→ Required work: Every entry must appear in the answer exactly as it does here.

→ Entries provided:
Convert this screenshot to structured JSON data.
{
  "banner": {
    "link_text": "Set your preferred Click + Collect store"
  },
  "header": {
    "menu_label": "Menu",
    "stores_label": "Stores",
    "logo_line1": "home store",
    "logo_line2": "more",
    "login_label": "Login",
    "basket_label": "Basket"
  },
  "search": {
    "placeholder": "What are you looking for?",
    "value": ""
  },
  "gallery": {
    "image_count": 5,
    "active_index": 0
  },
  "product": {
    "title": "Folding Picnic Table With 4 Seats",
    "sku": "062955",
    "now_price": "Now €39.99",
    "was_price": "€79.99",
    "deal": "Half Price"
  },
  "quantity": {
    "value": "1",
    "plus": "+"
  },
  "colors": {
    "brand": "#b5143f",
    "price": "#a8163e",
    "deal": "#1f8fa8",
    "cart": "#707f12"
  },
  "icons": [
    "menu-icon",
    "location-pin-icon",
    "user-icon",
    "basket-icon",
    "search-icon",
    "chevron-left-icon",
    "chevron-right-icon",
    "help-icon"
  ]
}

→ Answer space:
Convert this screenshot to structured JSON data.
{
  "banner": {
    "link_text": "Set your preferred Click + Collect store"
  },
  "header": {
    "menu_label": "Menu",
    "stores_label": "Stores",
    "logo_line1": "home store",
    "logo_line2": "more",
    "login_label": "Login",
    "basket_label": "Basket"
  },
  "search": {
    "placeholder": "What are you looking for?",
    "value": ""
  },
  "gallery": {
    "image_count": 5,
    "active_index": 0
  },
  "product": {
    "title": "Folding Picnic Table With 4 Seats",
    "sku": "062955",
    "now_price": "Now €39.99",
    "was_price": "€79.99",
    "deal": "Half Price"
  },
  "quantity": {
    "value": "1",
    "plus": "+"
  },
  "colors": {
    "brand": "#b5143f",
    "price": "#a8163e",
    "deal": "#1f8fa8",
    "cart": "#707f12"
  },
  "icons": [
    "menu-icon",
    "location-pin-icon",
    "user-icon",
    "basket-icon",
    "search-icon",
    "chevron-left-icon",
    "chevron-right-icon",
    "help-icon"
  ]
}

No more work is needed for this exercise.